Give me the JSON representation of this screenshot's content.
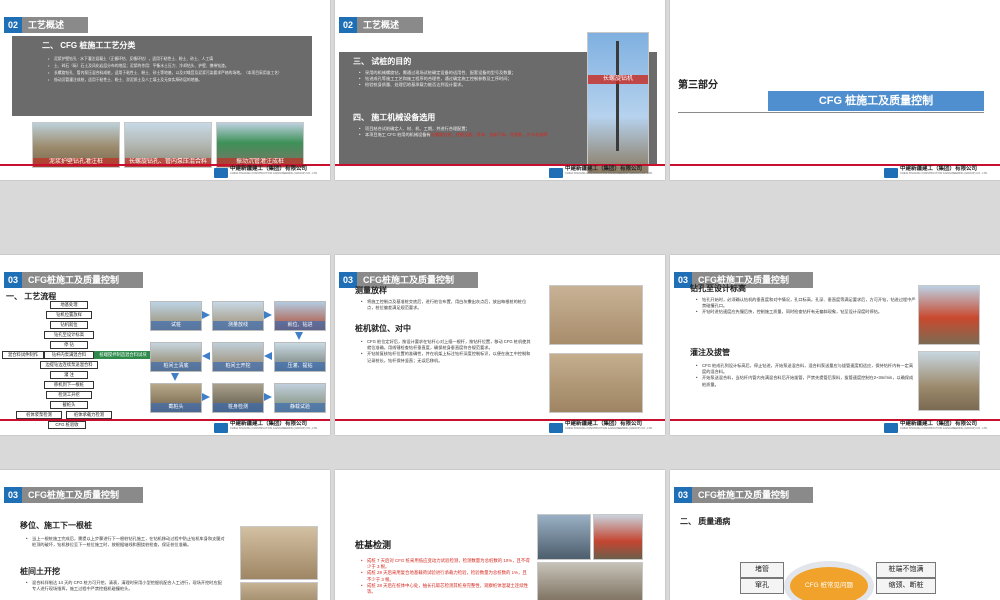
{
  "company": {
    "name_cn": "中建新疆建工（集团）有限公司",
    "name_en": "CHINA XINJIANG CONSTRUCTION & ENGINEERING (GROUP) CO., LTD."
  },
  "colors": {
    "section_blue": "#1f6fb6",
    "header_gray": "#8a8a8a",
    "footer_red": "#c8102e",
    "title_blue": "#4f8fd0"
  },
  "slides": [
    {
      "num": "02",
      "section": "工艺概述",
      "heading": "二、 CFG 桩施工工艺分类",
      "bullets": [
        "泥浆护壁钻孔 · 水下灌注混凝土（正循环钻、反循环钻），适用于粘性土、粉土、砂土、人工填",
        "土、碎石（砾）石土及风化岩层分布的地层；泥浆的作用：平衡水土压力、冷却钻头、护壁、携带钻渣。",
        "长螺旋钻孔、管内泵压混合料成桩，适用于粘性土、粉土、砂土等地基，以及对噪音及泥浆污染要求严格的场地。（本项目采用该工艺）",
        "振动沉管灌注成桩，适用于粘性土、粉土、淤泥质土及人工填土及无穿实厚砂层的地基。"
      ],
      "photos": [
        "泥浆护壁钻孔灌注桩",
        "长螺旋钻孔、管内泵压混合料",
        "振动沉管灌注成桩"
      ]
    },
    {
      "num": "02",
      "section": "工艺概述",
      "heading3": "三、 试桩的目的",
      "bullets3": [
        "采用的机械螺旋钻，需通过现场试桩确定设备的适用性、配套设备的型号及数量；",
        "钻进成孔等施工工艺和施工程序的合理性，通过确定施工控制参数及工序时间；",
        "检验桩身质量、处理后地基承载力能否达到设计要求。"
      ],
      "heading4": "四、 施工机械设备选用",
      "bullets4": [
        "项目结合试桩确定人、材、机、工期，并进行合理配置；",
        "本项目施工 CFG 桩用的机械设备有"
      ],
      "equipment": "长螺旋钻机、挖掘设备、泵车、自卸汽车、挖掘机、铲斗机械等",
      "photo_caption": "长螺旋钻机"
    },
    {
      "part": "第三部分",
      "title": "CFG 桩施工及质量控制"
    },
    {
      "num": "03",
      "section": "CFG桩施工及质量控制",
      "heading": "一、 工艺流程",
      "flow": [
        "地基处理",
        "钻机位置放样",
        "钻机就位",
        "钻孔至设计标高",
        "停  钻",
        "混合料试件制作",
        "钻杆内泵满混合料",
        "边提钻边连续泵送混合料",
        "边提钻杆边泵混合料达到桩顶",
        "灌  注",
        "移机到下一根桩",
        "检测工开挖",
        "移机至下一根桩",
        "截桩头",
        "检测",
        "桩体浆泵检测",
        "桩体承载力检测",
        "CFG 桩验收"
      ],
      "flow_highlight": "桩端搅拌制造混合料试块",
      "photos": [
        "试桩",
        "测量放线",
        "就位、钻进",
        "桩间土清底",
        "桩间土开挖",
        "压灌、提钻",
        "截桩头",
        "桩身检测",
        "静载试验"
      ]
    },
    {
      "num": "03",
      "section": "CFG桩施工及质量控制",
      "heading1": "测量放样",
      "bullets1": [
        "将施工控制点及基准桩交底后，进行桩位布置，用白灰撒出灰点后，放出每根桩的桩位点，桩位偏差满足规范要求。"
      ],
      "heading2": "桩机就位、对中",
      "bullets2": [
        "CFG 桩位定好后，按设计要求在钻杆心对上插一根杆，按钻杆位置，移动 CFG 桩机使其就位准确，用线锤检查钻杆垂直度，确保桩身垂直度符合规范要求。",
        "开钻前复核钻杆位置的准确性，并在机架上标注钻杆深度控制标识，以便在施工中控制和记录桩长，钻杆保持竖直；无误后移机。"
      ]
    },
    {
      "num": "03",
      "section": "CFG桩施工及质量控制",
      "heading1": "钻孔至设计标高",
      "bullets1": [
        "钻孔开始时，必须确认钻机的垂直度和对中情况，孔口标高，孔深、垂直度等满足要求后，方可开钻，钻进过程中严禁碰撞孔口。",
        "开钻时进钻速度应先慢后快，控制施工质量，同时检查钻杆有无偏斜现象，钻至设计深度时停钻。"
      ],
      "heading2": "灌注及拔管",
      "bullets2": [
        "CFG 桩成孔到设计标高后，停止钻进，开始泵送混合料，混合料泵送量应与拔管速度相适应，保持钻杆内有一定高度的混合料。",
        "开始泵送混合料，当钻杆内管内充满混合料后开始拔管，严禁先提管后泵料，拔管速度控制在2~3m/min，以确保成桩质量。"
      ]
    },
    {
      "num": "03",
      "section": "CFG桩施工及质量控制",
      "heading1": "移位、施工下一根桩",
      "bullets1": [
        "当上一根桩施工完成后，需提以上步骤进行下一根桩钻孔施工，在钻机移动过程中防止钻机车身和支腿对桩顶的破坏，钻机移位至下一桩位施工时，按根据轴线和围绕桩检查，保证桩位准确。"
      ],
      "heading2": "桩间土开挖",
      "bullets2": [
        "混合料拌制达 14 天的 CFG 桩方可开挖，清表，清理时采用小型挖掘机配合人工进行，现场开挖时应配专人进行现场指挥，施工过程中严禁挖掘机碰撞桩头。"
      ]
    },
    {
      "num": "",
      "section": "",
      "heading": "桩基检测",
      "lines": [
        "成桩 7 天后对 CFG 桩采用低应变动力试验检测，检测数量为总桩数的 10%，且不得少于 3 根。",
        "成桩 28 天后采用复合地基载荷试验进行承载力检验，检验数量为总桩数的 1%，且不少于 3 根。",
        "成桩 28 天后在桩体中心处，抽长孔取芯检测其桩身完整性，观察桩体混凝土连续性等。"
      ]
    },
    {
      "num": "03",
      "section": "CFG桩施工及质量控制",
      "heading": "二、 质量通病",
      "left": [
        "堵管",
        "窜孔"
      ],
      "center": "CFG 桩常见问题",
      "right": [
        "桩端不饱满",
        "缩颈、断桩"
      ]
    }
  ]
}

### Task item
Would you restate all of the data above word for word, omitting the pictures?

### Exercise result
Give me the JSON representation of this screenshot's content.
{
  "company": {
    "name_cn": "中建新疆建工（集团）有限公司",
    "name_en": "CHINA XINJIANG CONSTRUCTION & ENGINEERING (GROUP) CO., LTD."
  },
  "colors": {
    "section_blue": "#1f6fb6",
    "header_gray": "#8a8a8a",
    "footer_red": "#c8102e",
    "title_blue": "#4f8fd0"
  },
  "slides": [
    {
      "num": "02",
      "section": "工艺概述",
      "heading": "二、 CFG 桩施工工艺分类",
      "bullets": [
        "泥浆护壁钻孔 · 水下灌注混凝土（正循环钻、反循环钻），适用于粘性土、粉土、砂土、人工填",
        "土、碎石（砾）石土及风化岩层分布的地层；泥浆的作用：平衡水土压力、冷却钻头、护壁、携带钻渣。",
        "长螺旋钻孔、管内泵压混合料成桩，适用于粘性土、粉土、砂土等地基，以及对噪音及泥浆污染要求严格的场地。（本项目采用该工艺）",
        "振动沉管灌注成桩，适用于粘性土、粉土、淤泥质土及人工填土及无穿实厚砂层的地基。"
      ],
      "photos": [
        "泥浆护壁钻孔灌注桩",
        "长螺旋钻孔、管内泵压混合料",
        "振动沉管灌注成桩"
      ]
    },
    {
      "num": "02",
      "section": "工艺概述",
      "heading3": "三、 试桩的目的",
      "bullets3": [
        "采用的机械螺旋钻，需通过现场试桩确定设备的适用性、配套设备的型号及数量；",
        "钻进成孔等施工工艺和施工程序的合理性，通过确定施工控制参数及工序时间；",
        "检验桩身质量、处理后地基承载力能否达到设计要求。"
      ],
      "heading4": "四、 施工机械设备选用",
      "bullets4": [
        "项目结合试桩确定人、材、机、工期，并进行合理配置；",
        "本项目施工 CFG 桩用的机械设备有"
      ],
      "equipment": "长螺旋钻机、挖掘设备、泵车、自卸汽车、挖掘机、铲斗机械等",
      "photo_caption": "长螺旋钻机"
    },
    {
      "part": "第三部分",
      "title": "CFG 桩施工及质量控制"
    },
    {
      "num": "03",
      "section": "CFG桩施工及质量控制",
      "heading": "一、 工艺流程",
      "flow": [
        "地基处理",
        "钻机位置放样",
        "钻机就位",
        "钻孔至设计标高",
        "停  钻",
        "混合料试件制作",
        "钻杆内泵满混合料",
        "边提钻边连续泵送混合料",
        "边提钻杆边泵混合料达到桩顶",
        "灌  注",
        "移机到下一根桩",
        "检测工开挖",
        "移机至下一根桩",
        "截桩头",
        "检测",
        "桩体浆泵检测",
        "桩体承载力检测",
        "CFG 桩验收"
      ],
      "flow_highlight": "桩端搅拌制造混合料试块",
      "photos": [
        "试桩",
        "测量放线",
        "就位、钻进",
        "桩间土清底",
        "桩间土开挖",
        "压灌、提钻",
        "截桩头",
        "桩身检测",
        "静载试验"
      ]
    },
    {
      "num": "03",
      "section": "CFG桩施工及质量控制",
      "heading1": "测量放样",
      "bullets1": [
        "将施工控制点及基准桩交底后，进行桩位布置，用白灰撒出灰点后，放出每根桩的桩位点，桩位偏差满足规范要求。"
      ],
      "heading2": "桩机就位、对中",
      "bullets2": [
        "CFG 桩位定好后，按设计要求在钻杆心对上插一根杆，按钻杆位置，移动 CFG 桩机使其就位准确，用线锤检查钻杆垂直度，确保桩身垂直度符合规范要求。",
        "开钻前复核钻杆位置的准确性，并在机架上标注钻杆深度控制标识，以便在施工中控制和记录桩长，钻杆保持竖直；无误后移机。"
      ]
    },
    {
      "num": "03",
      "section": "CFG桩施工及质量控制",
      "heading1": "钻孔至设计标高",
      "bullets1": [
        "钻孔开始时，必须确认钻机的垂直度和对中情况，孔口标高，孔深、垂直度等满足要求后，方可开钻，钻进过程中严禁碰撞孔口。",
        "开钻时进钻速度应先慢后快，控制施工质量，同时检查钻杆有无偏斜现象，钻至设计深度时停钻。"
      ],
      "heading2": "灌注及拔管",
      "bullets2": [
        "CFG 桩成孔到设计标高后，停止钻进，开始泵送混合料，混合料泵送量应与拔管速度相适应，保持钻杆内有一定高度的混合料。",
        "开始泵送混合料，当钻杆内管内充满混合料后开始拔管，严禁先提管后泵料，拔管速度控制在2~3m/min，以确保成桩质量。"
      ]
    },
    {
      "num": "03",
      "section": "CFG桩施工及质量控制",
      "heading1": "移位、施工下一根桩",
      "bullets1": [
        "当上一根桩施工完成后，需提以上步骤进行下一根桩钻孔施工，在钻机移动过程中防止钻机车身和支腿对桩顶的破坏，钻机移位至下一桩位施工时，按根据轴线和围绕桩检查，保证桩位准确。"
      ],
      "heading2": "桩间土开挖",
      "bullets2": [
        "混合料拌制达 14 天的 CFG 桩方可开挖，清表，清理时采用小型挖掘机配合人工进行，现场开挖时应配专人进行现场指挥，施工过程中严禁挖掘机碰撞桩头。"
      ]
    },
    {
      "num": "",
      "section": "",
      "heading": "桩基检测",
      "lines": [
        "成桩 7 天后对 CFG 桩采用低应变动力试验检测，检测数量为总桩数的 10%，且不得少于 3 根。",
        "成桩 28 天后采用复合地基载荷试验进行承载力检验，检验数量为总桩数的 1%，且不少于 3 根。",
        "成桩 28 天后在桩体中心处，抽长孔取芯检测其桩身完整性，观察桩体混凝土连续性等。"
      ]
    },
    {
      "num": "03",
      "section": "CFG桩施工及质量控制",
      "heading": "二、 质量通病",
      "left": [
        "堵管",
        "窜孔"
      ],
      "center": "CFG 桩常见问题",
      "right": [
        "桩端不饱满",
        "缩颈、断桩"
      ]
    }
  ]
}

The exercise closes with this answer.